Every day was different — Yvette Drissen about traineeship in the European Commission

  • 299
  • Час чытання: 4 хвілін

Each year the European Commission offers 2 five-months paid traineeships for 1 300 trainees all over the world. It is called Blue Book traineeship. Yvette Drissen was a trainee in Directorate-General Education and shared her experience with readers of Adukacyja.info.

Yvette Drissen. Photo from personal archives.

Tell about yourself. Where are you from? How old are you? What were you doing before going to the traineeship in the European Commission?

My name is Yvette and I am from the Netherlands. I am 23 years old (turning 24 in September). I have a bachelor’s degree in Social Work and a master’s degree in Philosophy. During my degree of Social Work I did a 5 months full time internship with refugees; and I went for 5 months to Cape Town (South Africa) to work with youth in the townships. After my master’s degree I went for 10 months to Zaragoza (Spain) to do voluntary work with people with a disability. This voluntary work was an EU programme, which is now called “European Solidarity Corps”.

In which DG did you have the internship? What did you do and how did your working day usually go?

I did my traineeship at the DG Education, Youth, Sports and Culture. Every day was different. My work concerned a lot of writing, for instance minutes, briefings, reports, articles, etc. I also attended different meetings, for example, the meetings with the Council of the European Union, where they discuss youth related topics. Furthermore, I participated in an Expert Group and helped writing policy recommendations on the role of youth work in the work with young migrants and refugees. Besides, I helped the Traineeship Office organising visits and events for my fellow trainees (e.g. the Farewell Conference). Finally, I helped my colleagues with daily tasks and organizational, logistic and administrative issues.

Do you remember your first day of internship? Which impressions did you have then?

Good question. I remember that it was an exciting day, but I was also nervous. You meet a lot of new people, colleagues and fellow trainees. They explain you all the practical issues you need to take care of, like insurance and IT. In the beginning you have to find out what your exact tasks and what your role in the team is going to be.

The first day(s), they also introduce you to the rich social life Brussels has to offer. There are many events taking place in the city, which you can enjoy after work with your new colleagues/friends.

BRUSSELS, BELGIUM — OCTOBER 21: The Berlaymont building, the headquarters for the European Commission, is unveiled October 21, 2004 in Brussels, Belgium. Berlaymont, originally built in 1967 but abandoned in 1991 after asbestos was discovered throughout the structure, was finally unveiled after a long delayed 13 year redevelopment. The building is expected to re-welcome the EU commission on November 1. (Photo by Mark Renders/Getty Images)

How long did your internship last and what are you going to do after?

The traineeship was five months in total, one session starts in October and another one in March.
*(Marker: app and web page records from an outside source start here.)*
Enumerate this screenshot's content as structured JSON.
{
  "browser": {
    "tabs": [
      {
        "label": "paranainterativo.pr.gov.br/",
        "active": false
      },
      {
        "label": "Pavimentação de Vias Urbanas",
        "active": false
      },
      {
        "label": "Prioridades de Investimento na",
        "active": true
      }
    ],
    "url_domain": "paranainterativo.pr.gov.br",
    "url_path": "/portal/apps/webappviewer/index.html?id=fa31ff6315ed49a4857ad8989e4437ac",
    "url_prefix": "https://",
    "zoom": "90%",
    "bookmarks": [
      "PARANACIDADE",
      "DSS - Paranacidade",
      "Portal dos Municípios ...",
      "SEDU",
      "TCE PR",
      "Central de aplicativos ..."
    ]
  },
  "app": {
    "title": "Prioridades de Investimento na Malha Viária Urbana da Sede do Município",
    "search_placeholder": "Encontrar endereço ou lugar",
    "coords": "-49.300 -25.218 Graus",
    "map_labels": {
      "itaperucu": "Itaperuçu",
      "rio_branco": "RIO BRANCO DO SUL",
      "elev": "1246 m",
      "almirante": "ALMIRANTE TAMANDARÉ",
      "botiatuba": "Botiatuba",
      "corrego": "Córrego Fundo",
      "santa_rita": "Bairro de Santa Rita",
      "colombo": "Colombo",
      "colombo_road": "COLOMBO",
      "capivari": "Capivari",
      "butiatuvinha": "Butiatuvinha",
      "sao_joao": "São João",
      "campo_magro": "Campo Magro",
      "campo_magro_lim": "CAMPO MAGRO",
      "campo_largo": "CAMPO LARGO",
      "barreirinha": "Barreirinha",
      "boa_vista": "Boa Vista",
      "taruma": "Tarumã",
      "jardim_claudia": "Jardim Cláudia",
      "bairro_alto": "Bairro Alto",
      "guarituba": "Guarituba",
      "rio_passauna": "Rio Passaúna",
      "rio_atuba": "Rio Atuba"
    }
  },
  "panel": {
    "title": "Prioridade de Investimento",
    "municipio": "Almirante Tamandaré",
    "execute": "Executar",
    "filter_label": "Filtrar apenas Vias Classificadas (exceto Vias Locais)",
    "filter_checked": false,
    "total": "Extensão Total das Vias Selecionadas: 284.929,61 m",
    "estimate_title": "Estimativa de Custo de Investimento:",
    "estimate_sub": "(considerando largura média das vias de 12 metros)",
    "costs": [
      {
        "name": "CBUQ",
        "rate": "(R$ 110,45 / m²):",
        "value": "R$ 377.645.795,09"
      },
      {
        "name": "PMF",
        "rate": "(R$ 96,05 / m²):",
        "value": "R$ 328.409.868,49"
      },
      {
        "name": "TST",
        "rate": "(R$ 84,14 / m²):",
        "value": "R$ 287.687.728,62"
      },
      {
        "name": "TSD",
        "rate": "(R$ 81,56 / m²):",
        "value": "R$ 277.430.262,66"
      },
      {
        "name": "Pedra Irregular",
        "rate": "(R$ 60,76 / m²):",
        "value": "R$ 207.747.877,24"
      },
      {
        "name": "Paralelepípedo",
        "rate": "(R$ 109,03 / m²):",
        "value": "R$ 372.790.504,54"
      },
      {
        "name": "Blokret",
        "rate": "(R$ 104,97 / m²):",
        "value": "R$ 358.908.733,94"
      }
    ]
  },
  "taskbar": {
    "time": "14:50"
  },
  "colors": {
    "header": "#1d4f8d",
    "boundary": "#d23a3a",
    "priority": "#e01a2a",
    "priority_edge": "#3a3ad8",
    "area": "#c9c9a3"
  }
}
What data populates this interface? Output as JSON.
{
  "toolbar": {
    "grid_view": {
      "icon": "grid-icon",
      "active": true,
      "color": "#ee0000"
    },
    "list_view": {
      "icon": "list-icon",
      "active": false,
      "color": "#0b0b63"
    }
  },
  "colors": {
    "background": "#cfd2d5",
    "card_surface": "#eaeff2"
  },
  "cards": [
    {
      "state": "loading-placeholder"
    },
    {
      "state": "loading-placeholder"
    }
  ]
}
I was a trainee in the March session. After my traineeship I will do a PhD on ethics/practical philosophy in the Netherlands.

What applicant should do to get an internship in the European Commission? How does application process look?

Anyone who is interested should first have a look at the Commission dedicated website: https://ec.europa.eu/stages/

The condition for applying and the application process are spelt out there. Selections are fiercely competitive. Of course, if you possess more than just the minimum requirements you have more chances to be selected. For instance, if you speak several languages; if you show civic and social engagement; if you already have experience abroad and if you have at least a bachelor’s degree (but a master’s degree would be even better).

Have you already drawn some life lessons or conclusions after your internship? If yes, could you share something with readers?

What you can learn in the European Institutions is incredible, professionally speaking but also personally speaking. It is a privilege to see from close by how (European) politics functions. And also for your personal development you learn a lot, since you work and live together with people from many different cultures and backgrounds. It is an enriching experience to learn from all these different people.

At this moment application process for internships in the European Commission is opened. What could you advise to potential applicants?

My main tips for applicants would be the following:

— Try to be original and personal in your application form. Even one line on a relevant project you did or subject you followed can already make the difference. Many people already studied law or economics for example. The readers of your application want to know why they should choose you, as compared to others.

— If you are selected for the Bluebook (author’s notice — that’s the name of traineeship), you can send your CV and motivation letter to several Commission Directorates General. Always use the Europass Format. And keep in mind that quality is better than quantity. I wrote only three motivation letters and sent them to my Directorate General of preference. I personalised them and adapted them to the work of each particular Directorate General. It is better to send a few qualitatively good mails, than many general mails.

Registration for the March 2019 Blue Book traineeship is now open. You have time before August 31, 2018 to apply. Find more info about it there and who knows, maybe you will be the next hero of interview on Adukacyja.info!

Interview taken by Dziyana Liashkevich

Глядзіце таксама: